The data below must be copied in full and without any change.
Start of PROVIDED ENTRIES
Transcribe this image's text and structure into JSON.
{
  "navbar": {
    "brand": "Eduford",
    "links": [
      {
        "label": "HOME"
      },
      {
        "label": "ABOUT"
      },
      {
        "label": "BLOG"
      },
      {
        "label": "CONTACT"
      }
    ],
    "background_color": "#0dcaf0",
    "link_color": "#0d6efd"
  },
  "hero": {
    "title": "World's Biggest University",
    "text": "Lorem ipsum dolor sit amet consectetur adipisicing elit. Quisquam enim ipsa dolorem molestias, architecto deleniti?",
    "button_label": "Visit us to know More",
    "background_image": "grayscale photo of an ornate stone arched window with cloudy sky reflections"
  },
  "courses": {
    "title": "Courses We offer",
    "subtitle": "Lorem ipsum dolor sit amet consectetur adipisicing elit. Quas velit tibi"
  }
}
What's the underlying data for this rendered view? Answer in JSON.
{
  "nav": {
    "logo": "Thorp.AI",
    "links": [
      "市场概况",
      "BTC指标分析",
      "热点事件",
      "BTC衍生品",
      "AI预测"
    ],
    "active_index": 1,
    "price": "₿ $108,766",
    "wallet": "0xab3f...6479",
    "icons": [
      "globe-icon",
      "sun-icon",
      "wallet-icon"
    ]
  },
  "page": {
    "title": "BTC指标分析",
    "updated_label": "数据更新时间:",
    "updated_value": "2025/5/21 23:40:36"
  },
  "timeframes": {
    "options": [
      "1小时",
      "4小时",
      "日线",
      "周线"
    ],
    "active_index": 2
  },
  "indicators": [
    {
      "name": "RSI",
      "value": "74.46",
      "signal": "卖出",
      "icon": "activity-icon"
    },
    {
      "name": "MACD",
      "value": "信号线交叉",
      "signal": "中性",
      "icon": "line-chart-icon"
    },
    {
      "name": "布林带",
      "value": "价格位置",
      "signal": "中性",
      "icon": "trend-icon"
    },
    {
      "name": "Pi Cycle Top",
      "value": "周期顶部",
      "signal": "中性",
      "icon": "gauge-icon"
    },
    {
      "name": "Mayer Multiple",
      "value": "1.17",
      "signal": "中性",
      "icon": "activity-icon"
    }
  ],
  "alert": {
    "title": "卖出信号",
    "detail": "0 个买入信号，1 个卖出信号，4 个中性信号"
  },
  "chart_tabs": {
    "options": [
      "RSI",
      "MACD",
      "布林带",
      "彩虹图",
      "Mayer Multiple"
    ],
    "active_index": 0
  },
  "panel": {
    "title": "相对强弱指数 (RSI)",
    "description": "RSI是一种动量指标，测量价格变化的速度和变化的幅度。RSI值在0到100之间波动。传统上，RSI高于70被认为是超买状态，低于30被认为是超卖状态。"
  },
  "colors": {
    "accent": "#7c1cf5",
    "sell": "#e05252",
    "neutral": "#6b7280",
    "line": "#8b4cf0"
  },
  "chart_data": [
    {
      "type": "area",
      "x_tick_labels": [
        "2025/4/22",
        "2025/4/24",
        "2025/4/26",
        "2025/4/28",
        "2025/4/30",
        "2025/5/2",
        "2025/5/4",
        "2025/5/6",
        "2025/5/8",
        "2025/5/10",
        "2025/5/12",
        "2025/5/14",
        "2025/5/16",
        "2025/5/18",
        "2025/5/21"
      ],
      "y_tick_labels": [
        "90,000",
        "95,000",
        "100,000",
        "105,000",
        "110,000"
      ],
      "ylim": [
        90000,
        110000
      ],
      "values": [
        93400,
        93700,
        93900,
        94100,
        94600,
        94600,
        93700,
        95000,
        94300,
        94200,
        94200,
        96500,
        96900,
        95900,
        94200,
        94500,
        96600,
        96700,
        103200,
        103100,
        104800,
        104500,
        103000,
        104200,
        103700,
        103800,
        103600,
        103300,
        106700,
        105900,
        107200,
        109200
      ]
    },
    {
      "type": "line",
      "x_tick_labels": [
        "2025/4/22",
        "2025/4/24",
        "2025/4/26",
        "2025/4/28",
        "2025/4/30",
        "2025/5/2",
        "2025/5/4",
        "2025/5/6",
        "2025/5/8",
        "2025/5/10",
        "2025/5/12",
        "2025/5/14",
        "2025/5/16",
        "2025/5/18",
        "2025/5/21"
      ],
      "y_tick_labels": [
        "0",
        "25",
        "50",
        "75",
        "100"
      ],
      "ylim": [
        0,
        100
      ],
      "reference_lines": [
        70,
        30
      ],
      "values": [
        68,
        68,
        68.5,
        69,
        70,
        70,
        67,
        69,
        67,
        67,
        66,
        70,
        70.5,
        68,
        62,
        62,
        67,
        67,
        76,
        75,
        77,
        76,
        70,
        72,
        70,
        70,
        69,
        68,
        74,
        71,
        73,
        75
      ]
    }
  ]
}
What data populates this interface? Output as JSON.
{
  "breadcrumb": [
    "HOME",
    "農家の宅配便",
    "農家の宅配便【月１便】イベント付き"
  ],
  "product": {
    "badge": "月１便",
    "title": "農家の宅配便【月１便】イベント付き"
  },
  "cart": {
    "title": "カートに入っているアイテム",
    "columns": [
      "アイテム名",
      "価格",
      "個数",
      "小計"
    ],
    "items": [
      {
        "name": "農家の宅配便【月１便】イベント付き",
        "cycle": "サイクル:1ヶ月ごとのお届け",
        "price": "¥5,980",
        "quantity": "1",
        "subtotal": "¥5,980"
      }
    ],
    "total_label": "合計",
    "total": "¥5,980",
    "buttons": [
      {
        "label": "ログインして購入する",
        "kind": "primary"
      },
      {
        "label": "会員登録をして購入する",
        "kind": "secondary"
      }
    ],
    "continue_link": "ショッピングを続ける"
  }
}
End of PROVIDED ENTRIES
= ANSWER TO THIS PROBLEM =
Transcribe this image's text and structure into JSON.
{
  "navbar": {
    "brand": "Eduford",
    "links": [
      {
        "label": "HOME"
      },
      {
        "label": "ABOUT"
      },
      {
        "label": "BLOG"
      },
      {
        "label": "CONTACT"
      }
    ],
    "background_color": "#0dcaf0",
    "link_color": "#0d6efd"
  },
  "hero": {
    "title": "World's Biggest University",
    "text": "Lorem ipsum dolor sit amet consectetur adipisicing elit. Quisquam enim ipsa dolorem molestias, architecto deleniti?",
    "button_label": "Visit us to know More",
    "background_image": "grayscale photo of an ornate stone arched window with cloudy sky reflections"
  },
  "courses": {
    "title": "Courses We offer",
    "subtitle": "Lorem ipsum dolor sit amet consectetur adipisicing elit. Quas velit tibi"
  }
}
What's the underlying data for this rendered view? Answer in JSON.
{
  "nav": {
    "logo": "Thorp.AI",
    "links": [
      "市场概况",
      "BTC指标分析",
      "热点事件",
      "BTC衍生品",
      "AI预测"
    ],
    "active_index": 1,
    "price": "₿ $108,766",
    "wallet": "0xab3f...6479",
    "icons": [
      "globe-icon",
      "sun-icon",
      "wallet-icon"
    ]
  },
  "page": {
    "title": "BTC指标分析",
    "updated_label": "数据更新时间:",
    "updated_value": "2025/5/21 23:40:36"
  },
  "timeframes": {
    "options": [
      "1小时",
      "4小时",
      "日线",
      "周线"
    ],
    "active_index": 2
  },
  "indicators": [
    {
      "name": "RSI",
      "value": "74.46",
      "signal": "卖出",
      "icon": "activity-icon"
    },
    {
      "name": "MACD",
      "value": "信号线交叉",
      "signal": "中性",
      "icon": "line-chart-icon"
    },
    {
      "name": "布林带",
      "value": "价格位置",
      "signal": "中性",
      "icon": "trend-icon"
    },
    {
      "name": "Pi Cycle Top",
      "value": "周期顶部",
      "signal": "中性",
      "icon": "gauge-icon"
    },
    {
      "name": "Mayer Multiple",
      "value": "1.17",
      "signal": "中性",
      "icon": "activity-icon"
    }
  ],
  "alert": {
    "title": "卖出信号",
    "detail": "0 个买入信号，1 个卖出信号，4 个中性信号"
  },
  "chart_tabs": {
    "options": [
      "RSI",
      "MACD",
      "布林带",
      "彩虹图",
      "Mayer Multiple"
    ],
    "active_index": 0
  },
  "panel": {
    "title": "相对强弱指数 (RSI)",
    "description": "RSI是一种动量指标，测量价格变化的速度和变化的幅度。RSI值在0到100之间波动。传统上，RSI高于70被认为是超买状态，低于30被认为是超卖状态。"
  },
  "colors": {
    "accent": "#7c1cf5",
    "sell": "#e05252",
    "neutral": "#6b7280",
    "line": "#8b4cf0"
  },
  "chart_data": [
    {
      "type": "area",
      "x_tick_labels": [
        "2025/4/22",
        "2025/4/24",
        "2025/4/26",
        "2025/4/28",
        "2025/4/30",
        "2025/5/2",
        "2025/5/4",
        "2025/5/6",
        "2025/5/8",
        "2025/5/10",
        "2025/5/12",
        "2025/5/14",
        "2025/5/16",
        "2025/5/18",
        "2025/5/21"
      ],
      "y_tick_labels": [
        "90,000",
        "95,000",
        "100,000",
        "105,000",
        "110,000"
      ],
      "ylim": [
        90000,
        110000
      ],
      "values": [
        93400,
        93700,
        93900,
        94100,
        94600,
        94600,
        93700,
        95000,
        94300,
        94200,
        94200,
        96500,
        96900,
        95900,
        94200,
        94500,
        96600,
        96700,
        103200,
        103100,
        104800,
        104500,
        103000,
        104200,
        103700,
        103800,
        103600,
        103300,
        106700,
        105900,
        107200,
        109200
      ]
    },
    {
      "type": "line",
      "x_tick_labels": [
        "2025/4/22",
        "2025/4/24",
        "2025/4/26",
        "2025/4/28",
        "2025/4/30",
        "2025/5/2",
        "2025/5/4",
        "2025/5/6",
        "2025/5/8",
        "2025/5/10",
        "2025/5/12",
        "2025/5/14",
        "2025/5/16",
        "2025/5/18",
        "2025/5/21"
      ],
      "y_tick_labels": [
        "0",
        "25",
        "50",
        "75",
        "100"
      ],
      "ylim": [
        0,
        100
      ],
      "reference_lines": [
        70,
        30
      ],
      "values": [
        68,
        68,
        68.5,
        69,
        70,
        70,
        67,
        69,
        67,
        67,
        66,
        70,
        70.5,
        68,
        62,
        62,
        67,
        67,
        76,
        75,
        77,
        76,
        70,
        72,
        70,
        70,
        69,
        68,
        74,
        71,
        73,
        75
      ]
    }
  ]
}
What data populates this interface? Output as JSON.
{
  "breadcrumb": [
    "HOME",
    "農家の宅配便",
    "農家の宅配便【月１便】イベント付き"
  ],
  "product": {
    "badge": "月１便",
    "title": "農家の宅配便【月１便】イベント付き"
  },
  "cart": {
    "title": "カートに入っているアイテム",
    "columns": [
      "アイテム名",
      "価格",
      "個数",
      "小計"
    ],
    "items": [
      {
        "name": "農家の宅配便【月１便】イベント付き",
        "cycle": "サイクル:1ヶ月ごとのお届け",
        "price": "¥5,980",
        "quantity": "1",
        "subtotal": "¥5,980"
      }
    ],
    "total_label": "合計",
    "total": "¥5,980",
    "buttons": [
      {
        "label": "ログインして購入する",
        "kind": "primary"
      },
      {
        "label": "会員登録をして購入する",
        "kind": "secondary"
      }
    ],
    "continue_link": "ショッピングを続ける"
  }
}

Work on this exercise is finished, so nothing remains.